Solution? No idea.
Our sole aim is to make great wine, and if possible some of the best wine made in this country. Lofty ambitions, probably outrageous, but at the end of the day by attempting to make something that will rival some of the best wines in the world, you give yourself the target. I am not aiming for little things; life’s too short for that malarkey. If we can make wine consistently that is excellent then we will be found by more than our current crop of Blue Poles comrades, and then it will be self-sustaining and that is enough for me and Tim. We will take that.
Winter keeps its promise...
It has been a funny old month to close out winter with the weather being cool and wet, but the rain has been patchy and inconsistent causing a relatively modest rain total for the month and for winter. The groundwater reserves around us have just managed to be topped up, but there is not much excess run off into the river systems and this means we will draw down on this reserve quite quickly as the warmer months start rolling by. But the coolness of the month has meant winter has kept its promise of putting the vines into recess so for that we are pleased. No bud burst action as yet so all good at the Blue Poles estate.
The numbers for the month and last year’s figures are provided below:
August 2015: Avg Maximum Temp 17.1oC (Daily Max recorded 22.7oC)
Avg Minimum Temp 7.6oC (Daily Min recorded 2.7oC)
The maximum and minimum temperature averages were quite different with a much cooler 2015 and this may have been due to the extended rainfall in 2014 providing more air from the North West pushing down and bringing in those rains. Rainfall is lower again due to simply the lack of further strong frontal weather that brings the rain this time of year – it continues to be frustrating watching these features slip to the south of the state.
Noted on the Bureau of Meteorology site is that we continue to have low rainfall totals for the South West corner of WA and this may be now the new normal which requires us to think and re-think our water usage in the region and in the vineyard. To not be aware of the changing climate in the wine making game is to you and your wines detriment – it also helps as a conversation starter when at the Rosa Brook Hall.
August 2014: Avg Maximum Temp 18.4oC (Daily Max recorded 21.6oC)

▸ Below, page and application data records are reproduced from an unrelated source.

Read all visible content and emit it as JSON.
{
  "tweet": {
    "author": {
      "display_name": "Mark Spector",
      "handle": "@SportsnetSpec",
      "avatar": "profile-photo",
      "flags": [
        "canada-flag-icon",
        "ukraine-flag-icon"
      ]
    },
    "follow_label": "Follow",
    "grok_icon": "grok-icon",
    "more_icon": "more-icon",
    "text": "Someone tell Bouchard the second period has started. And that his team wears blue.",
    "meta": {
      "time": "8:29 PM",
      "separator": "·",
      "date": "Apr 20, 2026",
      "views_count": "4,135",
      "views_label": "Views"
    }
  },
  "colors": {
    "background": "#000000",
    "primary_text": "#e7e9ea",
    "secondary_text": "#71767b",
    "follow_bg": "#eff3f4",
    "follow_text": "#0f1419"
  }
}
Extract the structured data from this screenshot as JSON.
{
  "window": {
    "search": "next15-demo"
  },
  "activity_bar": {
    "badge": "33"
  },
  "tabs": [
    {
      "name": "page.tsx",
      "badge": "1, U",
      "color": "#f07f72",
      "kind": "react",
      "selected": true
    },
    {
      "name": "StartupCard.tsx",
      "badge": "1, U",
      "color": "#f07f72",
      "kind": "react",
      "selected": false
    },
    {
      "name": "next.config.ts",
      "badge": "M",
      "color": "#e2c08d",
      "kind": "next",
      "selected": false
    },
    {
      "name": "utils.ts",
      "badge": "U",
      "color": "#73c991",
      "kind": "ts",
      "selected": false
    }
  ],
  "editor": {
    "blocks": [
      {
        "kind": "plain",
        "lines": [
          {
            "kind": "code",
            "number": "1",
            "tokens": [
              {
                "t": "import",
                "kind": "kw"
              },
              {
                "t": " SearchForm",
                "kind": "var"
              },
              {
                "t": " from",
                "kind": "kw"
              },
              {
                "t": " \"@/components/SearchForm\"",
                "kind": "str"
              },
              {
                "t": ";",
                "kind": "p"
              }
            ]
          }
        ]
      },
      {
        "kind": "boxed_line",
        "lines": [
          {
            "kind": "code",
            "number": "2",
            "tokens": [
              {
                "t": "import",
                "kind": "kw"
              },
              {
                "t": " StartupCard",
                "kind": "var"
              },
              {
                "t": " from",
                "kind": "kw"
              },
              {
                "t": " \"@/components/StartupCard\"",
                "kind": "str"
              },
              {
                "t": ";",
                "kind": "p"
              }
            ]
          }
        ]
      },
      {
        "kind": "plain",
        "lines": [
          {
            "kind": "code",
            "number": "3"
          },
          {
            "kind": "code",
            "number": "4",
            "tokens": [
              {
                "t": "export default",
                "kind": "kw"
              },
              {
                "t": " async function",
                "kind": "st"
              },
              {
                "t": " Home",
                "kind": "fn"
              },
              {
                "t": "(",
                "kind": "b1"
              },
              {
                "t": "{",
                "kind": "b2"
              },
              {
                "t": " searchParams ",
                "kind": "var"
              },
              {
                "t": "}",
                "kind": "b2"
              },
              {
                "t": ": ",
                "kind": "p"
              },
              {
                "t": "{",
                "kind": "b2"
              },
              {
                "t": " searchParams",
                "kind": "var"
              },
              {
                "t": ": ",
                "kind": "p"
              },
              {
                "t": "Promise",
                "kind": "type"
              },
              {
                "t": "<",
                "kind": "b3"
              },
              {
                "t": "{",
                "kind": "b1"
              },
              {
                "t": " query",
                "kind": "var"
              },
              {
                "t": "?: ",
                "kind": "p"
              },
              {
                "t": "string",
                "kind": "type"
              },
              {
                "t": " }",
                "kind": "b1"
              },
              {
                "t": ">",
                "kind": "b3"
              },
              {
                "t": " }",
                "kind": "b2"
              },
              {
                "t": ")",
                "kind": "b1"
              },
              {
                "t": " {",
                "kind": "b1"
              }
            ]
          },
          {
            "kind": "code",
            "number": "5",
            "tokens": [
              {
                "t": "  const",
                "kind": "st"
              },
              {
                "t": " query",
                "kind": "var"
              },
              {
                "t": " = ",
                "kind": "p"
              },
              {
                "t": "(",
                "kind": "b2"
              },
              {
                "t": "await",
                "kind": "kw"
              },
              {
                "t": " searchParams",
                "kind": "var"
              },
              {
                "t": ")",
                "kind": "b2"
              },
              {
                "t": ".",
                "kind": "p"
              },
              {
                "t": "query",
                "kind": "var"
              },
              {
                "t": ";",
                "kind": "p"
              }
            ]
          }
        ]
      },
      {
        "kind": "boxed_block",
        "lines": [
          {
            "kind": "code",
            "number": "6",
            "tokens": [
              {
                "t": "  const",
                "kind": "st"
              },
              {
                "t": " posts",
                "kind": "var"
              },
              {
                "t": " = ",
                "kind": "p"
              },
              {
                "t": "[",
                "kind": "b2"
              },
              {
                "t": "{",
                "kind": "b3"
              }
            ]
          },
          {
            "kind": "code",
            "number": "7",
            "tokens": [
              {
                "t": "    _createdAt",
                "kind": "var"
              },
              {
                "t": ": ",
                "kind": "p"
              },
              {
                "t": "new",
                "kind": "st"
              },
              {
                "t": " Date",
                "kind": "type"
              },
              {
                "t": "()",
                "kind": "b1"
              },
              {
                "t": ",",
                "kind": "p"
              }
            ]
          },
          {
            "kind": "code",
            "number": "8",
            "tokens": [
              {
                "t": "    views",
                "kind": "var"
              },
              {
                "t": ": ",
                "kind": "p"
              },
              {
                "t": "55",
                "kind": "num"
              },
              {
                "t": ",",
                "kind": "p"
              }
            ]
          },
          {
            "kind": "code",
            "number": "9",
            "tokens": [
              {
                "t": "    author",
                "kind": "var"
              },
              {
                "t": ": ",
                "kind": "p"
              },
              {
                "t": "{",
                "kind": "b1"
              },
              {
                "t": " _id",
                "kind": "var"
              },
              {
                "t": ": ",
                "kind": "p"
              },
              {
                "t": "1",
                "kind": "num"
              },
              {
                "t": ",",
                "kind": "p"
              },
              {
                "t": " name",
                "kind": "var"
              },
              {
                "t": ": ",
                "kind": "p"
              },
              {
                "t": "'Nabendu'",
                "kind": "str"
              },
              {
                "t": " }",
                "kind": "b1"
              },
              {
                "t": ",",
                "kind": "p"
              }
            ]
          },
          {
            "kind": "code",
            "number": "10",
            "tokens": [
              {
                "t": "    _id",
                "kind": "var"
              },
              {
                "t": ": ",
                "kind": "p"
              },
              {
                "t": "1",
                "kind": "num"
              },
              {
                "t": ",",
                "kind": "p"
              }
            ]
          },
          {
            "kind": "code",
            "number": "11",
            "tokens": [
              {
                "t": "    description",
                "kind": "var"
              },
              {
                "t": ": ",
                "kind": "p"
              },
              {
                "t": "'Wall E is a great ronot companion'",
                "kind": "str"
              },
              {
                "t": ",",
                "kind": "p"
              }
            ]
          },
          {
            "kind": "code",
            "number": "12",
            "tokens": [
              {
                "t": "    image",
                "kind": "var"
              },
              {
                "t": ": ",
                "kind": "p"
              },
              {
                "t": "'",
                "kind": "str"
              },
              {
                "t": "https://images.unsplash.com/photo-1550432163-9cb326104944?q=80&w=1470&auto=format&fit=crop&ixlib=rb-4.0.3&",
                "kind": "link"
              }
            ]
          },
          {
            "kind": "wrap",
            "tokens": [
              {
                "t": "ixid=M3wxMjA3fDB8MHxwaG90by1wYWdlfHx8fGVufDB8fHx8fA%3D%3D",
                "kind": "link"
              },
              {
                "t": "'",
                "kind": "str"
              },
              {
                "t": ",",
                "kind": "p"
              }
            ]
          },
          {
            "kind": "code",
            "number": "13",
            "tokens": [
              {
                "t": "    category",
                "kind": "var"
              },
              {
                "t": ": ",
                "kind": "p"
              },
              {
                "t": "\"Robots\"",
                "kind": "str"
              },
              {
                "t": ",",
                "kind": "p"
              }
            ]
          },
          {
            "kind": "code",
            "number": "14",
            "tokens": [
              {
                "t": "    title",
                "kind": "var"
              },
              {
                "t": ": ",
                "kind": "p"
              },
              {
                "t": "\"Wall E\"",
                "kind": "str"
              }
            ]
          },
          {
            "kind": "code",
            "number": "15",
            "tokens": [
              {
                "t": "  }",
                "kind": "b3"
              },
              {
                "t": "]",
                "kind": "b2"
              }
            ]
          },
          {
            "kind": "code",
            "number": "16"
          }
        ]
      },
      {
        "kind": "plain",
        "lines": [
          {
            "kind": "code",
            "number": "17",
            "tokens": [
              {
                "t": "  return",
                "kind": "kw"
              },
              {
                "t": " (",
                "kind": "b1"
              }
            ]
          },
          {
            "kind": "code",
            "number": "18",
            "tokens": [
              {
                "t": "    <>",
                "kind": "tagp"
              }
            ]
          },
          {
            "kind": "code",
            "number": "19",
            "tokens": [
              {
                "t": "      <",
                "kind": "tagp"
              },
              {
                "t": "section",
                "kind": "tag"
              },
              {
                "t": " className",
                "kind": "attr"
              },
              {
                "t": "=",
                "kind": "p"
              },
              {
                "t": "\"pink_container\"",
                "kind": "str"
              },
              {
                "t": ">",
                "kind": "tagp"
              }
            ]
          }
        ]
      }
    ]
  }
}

Avg Minimum Temp 9.3oC (Daily Min recorded 1.7oC)
Spring into action…
September is when the cycle of life begins all over again with the vineyard. We have the pruning to knock off (not too much to go – patience is a virtue), mulching of the cuttings, spraying undervine, tidying up the roses, checking of the irrigation lines, and putting down the wires to name but a few jobs to tidy up. It is all part of the big rotation of tasks that makes a vineyard tick and with the warming weather it is always really enjoyable being amongst the vines on those beautiful spring days.
As always if you have any queries about what’s been written or about wine in general, do not hesitate to contact us either by email or www.twitter.com/bluepoles and we will do our very best to answer any question.
Blue Poles Vineyard